The rapid advances in genetic sequencing have opened up new opportunities for numerous companies. Blockchain could be the technology that allows genetic information to be shared securely across the planet. South Korean firm Macrogen recently announced that they would be working with Bigster to develop a platform to share genetic information safely.
Pharmaceutical companies and medical researchers could use access to genetic information in very positive ways. There is a tremendous advantage to be gained from having large amounts of human genetic information in an easily accessible form. Due to the sensitive nature of the data, it is difficult to create a database that offers both depth of information, and personal privacy.
Macrogen said they need to protect personal data, “against hacking, security risks, and the risk of privacy infringement.” They feel their platform,“must be stable enough to handle large amounts of [genetic] data.” The risk to a platform that stores huge amounts of genetic information is very real. It would likely be a target for private hackers, and also the subject of corporate espionage.
Genetic Information and Big Data
A few technologies are coming to maturity at the same time. Genetic sequencing is incredible on its own, but when it is combined with the kind of analytics that Artificial Intelligence (AI) offers researchers, the potential for rapid advances in medicine increase. AI can sift through huge amounts of data, and can find connections between genetics and other diagnostic information in a way that was never possible before, but create a safe way for that analysis to happen in a major challenge.
Macrogen is one of many firms looking for a way to tap into big data’s latent potential for medicine. GlaxoSmithKline (GSK) just made a $300 million USD investment in 23andMe, which is a US based provider of genetic information. GSK clearly sees the value in accessing genetic information, which could be made more efficient via a blockchain-based platform that has a global reach.
The platform that Macrogen is working to launch will use a consortium network or permissioned blockchain, so that access can be limited to authorized parties. The number of people around the world that are having their genetics sequenced is on the rise, with estimates for 2018 coming in at around 17 million people. That represents a four-fold increase over last year.
The Medical Advantages
Macrogen is probably tapping into a major opportunity. Estimates put the amount invested by big data in healthcare and pharmaceutical companies this year at more than $4.5 billion USD. Easy and safe access to a growing database of genetic material could make this market even more attractive. Blockchain technology offers some unique advantages to patients, healthcare providers, and pharmaceutical companies.
Patients are likely in the best position to benefit, as their genetic information can help improve healthcare, and could be valuable to them as well. Blockchain-based records would allow patients to sell access to their genetics on a per-use basis to anyone that was interested, as long as they met certain requirements for informational safety.
In fact, EncrypGen, LunaDNA, Zenome and Nebula Genomics are all working with systems that could incentivise patients who share their genetics with clients. The advantages that an on-demand genetic database would deliver for researchers are significant. Fast access to large amounts of quality data would help both university and commercial research into many areas of medicine, and could also help doctors to diagnose genetic conditions that would be invisible otherwise.
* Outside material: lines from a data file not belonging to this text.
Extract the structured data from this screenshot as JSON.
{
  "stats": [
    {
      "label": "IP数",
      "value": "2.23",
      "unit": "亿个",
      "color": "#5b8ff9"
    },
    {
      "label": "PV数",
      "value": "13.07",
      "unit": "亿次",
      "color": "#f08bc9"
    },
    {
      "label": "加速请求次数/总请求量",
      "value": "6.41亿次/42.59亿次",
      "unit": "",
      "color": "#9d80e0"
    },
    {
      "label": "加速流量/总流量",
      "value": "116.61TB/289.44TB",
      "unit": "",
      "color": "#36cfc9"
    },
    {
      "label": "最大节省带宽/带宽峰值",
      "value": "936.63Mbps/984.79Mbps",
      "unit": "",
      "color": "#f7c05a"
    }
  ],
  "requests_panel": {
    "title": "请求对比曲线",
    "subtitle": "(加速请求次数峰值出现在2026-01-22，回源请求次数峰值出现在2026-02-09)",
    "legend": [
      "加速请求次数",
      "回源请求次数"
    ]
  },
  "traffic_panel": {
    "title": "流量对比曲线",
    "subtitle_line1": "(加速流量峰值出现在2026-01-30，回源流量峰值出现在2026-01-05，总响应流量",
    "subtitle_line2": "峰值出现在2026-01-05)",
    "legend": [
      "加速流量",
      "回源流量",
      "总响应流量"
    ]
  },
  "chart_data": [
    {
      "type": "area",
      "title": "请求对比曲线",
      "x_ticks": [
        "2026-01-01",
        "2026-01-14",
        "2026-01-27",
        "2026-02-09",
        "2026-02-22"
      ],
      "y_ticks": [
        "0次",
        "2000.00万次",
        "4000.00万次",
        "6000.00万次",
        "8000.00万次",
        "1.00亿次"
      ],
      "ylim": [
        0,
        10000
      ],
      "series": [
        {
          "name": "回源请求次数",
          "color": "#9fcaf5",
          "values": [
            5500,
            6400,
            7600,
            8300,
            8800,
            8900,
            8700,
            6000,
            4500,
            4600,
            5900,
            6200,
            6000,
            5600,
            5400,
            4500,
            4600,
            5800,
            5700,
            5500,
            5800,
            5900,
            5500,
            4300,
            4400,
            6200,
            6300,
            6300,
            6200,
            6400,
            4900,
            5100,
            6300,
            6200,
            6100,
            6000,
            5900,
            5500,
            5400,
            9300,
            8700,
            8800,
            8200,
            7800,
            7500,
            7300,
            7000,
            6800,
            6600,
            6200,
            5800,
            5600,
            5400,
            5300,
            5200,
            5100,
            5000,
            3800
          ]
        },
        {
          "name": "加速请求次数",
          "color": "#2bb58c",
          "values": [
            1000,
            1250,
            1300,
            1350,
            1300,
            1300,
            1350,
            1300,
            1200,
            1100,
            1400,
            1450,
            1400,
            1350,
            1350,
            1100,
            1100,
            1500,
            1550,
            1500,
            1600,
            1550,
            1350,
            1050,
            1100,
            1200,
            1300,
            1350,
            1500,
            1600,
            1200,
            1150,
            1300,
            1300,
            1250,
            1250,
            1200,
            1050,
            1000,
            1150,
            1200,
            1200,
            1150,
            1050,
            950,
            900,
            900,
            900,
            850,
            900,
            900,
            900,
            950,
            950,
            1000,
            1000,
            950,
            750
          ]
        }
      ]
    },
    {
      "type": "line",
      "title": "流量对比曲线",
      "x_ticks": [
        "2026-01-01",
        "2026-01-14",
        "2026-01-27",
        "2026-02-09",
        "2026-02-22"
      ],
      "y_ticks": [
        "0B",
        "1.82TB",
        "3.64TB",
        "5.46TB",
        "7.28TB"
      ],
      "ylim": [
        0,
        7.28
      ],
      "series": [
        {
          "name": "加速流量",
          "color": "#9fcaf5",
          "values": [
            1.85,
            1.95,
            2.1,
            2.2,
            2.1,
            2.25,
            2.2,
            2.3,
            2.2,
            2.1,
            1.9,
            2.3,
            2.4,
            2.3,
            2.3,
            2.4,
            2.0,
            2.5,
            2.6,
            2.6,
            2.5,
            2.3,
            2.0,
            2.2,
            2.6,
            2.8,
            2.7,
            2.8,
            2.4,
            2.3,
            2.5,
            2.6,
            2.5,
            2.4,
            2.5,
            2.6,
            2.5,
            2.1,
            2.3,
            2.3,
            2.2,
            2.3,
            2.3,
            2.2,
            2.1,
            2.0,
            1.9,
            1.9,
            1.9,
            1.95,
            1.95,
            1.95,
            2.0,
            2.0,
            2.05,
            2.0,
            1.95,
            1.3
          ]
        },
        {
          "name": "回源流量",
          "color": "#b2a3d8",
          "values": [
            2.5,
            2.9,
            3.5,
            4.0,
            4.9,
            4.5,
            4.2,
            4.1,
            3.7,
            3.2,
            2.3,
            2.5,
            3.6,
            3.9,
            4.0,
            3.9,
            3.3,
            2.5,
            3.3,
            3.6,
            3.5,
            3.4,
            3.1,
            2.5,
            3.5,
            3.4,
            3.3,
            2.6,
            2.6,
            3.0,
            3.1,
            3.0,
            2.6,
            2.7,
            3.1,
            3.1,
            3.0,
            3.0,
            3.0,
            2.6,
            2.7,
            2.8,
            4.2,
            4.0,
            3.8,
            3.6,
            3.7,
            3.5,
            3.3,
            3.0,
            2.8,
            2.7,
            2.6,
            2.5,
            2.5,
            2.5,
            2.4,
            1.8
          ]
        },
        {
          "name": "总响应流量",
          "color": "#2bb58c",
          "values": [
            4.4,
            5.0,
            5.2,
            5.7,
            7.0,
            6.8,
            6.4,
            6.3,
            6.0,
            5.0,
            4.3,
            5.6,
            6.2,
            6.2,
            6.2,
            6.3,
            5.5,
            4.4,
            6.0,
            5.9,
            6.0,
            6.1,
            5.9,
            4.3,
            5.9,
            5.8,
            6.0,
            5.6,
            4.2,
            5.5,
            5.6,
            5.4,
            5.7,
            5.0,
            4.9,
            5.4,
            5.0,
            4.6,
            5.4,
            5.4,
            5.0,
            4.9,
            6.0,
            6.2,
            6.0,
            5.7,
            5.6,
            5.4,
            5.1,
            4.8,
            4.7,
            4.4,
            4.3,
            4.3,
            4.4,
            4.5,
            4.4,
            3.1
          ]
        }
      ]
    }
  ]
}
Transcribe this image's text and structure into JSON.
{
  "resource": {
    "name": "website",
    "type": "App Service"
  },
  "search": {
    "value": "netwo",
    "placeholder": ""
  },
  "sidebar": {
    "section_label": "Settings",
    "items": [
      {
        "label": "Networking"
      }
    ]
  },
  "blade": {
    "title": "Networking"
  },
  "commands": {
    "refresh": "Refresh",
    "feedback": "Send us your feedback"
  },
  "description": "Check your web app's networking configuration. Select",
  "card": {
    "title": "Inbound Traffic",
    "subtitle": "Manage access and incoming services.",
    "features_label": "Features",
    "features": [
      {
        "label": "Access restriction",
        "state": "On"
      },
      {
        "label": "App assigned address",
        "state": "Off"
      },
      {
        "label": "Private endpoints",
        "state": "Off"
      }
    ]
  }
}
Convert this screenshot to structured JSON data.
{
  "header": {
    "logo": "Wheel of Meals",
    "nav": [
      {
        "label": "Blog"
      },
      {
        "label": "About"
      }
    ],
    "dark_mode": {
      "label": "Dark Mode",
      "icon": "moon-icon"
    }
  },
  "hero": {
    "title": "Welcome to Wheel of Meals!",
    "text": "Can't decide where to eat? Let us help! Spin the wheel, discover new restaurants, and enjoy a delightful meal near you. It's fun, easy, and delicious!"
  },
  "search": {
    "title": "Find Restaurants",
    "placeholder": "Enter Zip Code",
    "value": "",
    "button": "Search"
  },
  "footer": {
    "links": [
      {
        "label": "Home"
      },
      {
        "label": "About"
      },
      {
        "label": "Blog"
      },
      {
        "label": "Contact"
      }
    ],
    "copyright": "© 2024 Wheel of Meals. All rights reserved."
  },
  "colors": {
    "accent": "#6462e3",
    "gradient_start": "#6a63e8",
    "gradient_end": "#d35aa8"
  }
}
Security is Paramount
The biggest concern from a security standpoint is how companies and researchers would be able to ensure that genetic data was kept safe, and patient privacy was airtight. Limited access to personal details would be one way to achieve this, and make sure that a person’s genetic data was never connected to their personal information, like names and addresses.
Blockchain could store genetic data in a way that would allow researchers to access the necessary parts of a person’s medical history, but not anything that would help identify them personally. Blockchain could also make sure that a person was paid for use of their data, so they can participate in the gains that a pharmaceutical company would derive from the research that genetic data would enable.